In addition, Carter said that ongoing continuing education helps maintain and improve the health care system and delivery of services.
“ABC credential holders are required to earn the majority of their continuing education credits with content specifically related to their ABC credential.”
Teer trained for the CFts through the Dr. Comfort Shoe Company, headquartered in Mequon, Wisc. He takes the requisite continuing education courses online. ABC has a list of approved courses on its website.
In turn, Teer said, he educates his patients every day at the fitting stool.
“Studies have shown that a high percentage of amputations could have been avoided if people wore the proper footwear to begin with. A lot of them do not know that.”
He added that many patients do not understand the dangers of diabetic neuropathy.
“If a sore comes up on their feet, they don’t feel it because of the numbness. They also don’t realize that they have to be very careful when they trim their toenails because they can cut themselves,” Teer said. Such seemingly minor injuries can lead to major problems.
“It is a chain reaction. They don’t know they have a sore and they keep walking on it. The sore gets worse and they get gangrene, and that’s where amputation comes in,” Teer said. “When you lose a digit, it alters the way you walk. That puts more pressure on the other digits, creates more rubbing and another sore. They lose another digit and another one, and then a foot and possibly a leg. That is why it is so important they have the right shoes and inserts.”
Many of Teer’s patients are in the wrong shoes when they first see him. “Most of them are wearing loose shoes of some sort that are not therapeutic at all. They want shoes that are easy to get on and off, like flip flops. But they do not understand there is friction with those type of shoes.”
Therapeutic type footwear used to be short on style, “but that has changed,” Teer said. “Dr. Comfort, the line we carry, recently came out with a high-heel dress shoe. The women are pretty excited about that.”
Before he fits footwear or inserts, Teer spends close to an hour assessing each foot. “I start with the paperwork from the doctor with his exact orders, and where he has marked what is wrong — neuropathy, that sort of thing.
“I check the wear pattern on their old shoes. I look between their toes for any kind of wounds. I look for red areas where their shoes have been rubbing. Sometimes, in the red area there will be this white spot, which tells me something is going on — it might be a blister or a corn. I also check for deformities in the toes that might create a rubbing in the shoe. If I see a problem, I tell them to see their doctor right away.”
He also said a lack of hair on the instep and toes can indicate poor circulation, another diabetes-related problem. “Because of the poor circulation, once they get a sore, it is hard for it to clear up because the antibiotics don’t circulate through the body as well,” he said.
After Teer’s assessment, which includes a foot sensitivity test, he measures his patients’ feet with a bright blue, yellow and silver Dr. Comfort Brannock device and also molds their feet in foam boxes. “I order the shoes from Dr. Comfort. They use a computer to make the inserts from the molds I send them.”

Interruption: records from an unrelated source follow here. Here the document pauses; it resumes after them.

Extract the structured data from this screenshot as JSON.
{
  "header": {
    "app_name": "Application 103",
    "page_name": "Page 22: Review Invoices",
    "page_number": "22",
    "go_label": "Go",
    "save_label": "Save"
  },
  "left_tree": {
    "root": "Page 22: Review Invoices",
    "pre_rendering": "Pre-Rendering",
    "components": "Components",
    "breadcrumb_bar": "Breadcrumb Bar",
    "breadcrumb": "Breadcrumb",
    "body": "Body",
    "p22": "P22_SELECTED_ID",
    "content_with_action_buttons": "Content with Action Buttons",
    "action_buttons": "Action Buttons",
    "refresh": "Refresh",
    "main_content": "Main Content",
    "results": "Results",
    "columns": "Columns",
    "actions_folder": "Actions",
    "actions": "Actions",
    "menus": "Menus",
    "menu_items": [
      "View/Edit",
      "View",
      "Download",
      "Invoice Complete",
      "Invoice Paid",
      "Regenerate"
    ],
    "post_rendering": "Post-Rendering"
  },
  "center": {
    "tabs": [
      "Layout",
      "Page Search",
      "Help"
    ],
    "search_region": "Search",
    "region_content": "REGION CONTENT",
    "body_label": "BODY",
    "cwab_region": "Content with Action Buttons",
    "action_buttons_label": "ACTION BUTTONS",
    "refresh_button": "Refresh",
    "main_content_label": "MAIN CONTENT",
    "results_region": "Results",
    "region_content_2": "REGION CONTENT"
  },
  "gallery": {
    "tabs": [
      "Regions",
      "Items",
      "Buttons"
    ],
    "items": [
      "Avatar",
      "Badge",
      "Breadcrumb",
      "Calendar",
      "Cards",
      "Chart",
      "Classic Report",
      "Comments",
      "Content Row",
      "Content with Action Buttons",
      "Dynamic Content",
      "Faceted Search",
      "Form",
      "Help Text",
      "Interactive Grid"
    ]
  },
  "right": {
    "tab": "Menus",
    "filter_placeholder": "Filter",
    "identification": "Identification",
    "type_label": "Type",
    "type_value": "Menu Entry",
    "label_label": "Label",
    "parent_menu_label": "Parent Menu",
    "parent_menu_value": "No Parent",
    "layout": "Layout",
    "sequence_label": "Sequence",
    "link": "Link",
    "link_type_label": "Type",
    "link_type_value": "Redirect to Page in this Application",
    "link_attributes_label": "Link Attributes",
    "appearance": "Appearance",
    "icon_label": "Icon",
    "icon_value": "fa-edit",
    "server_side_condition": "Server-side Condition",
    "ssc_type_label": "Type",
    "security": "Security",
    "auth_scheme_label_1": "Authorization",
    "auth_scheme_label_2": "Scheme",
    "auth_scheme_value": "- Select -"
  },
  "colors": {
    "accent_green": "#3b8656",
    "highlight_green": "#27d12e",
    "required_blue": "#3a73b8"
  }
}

While some patients balk at wearing sensible shoes, Teer said compliance is high with the patients he sees. “One of the keys to compliance is to keep working with patients and getting them the shoe they need. It is a cliché, but every foot is different. For example, a lot of patients don’t have any swelling the morning, but in the evening, their feet swell up like balloons. You have to make sure you give them a shoe that is expandable.
“I reassure them that if they have any problems whatsoever to come back and see me, and we will reassess,” Teer said. “I tell them we will keep working on it until we get it right. People are tickled to death when they get a nice pair of shoes that feel good. Seeing the patient satisfaction is the part of my job I like best.”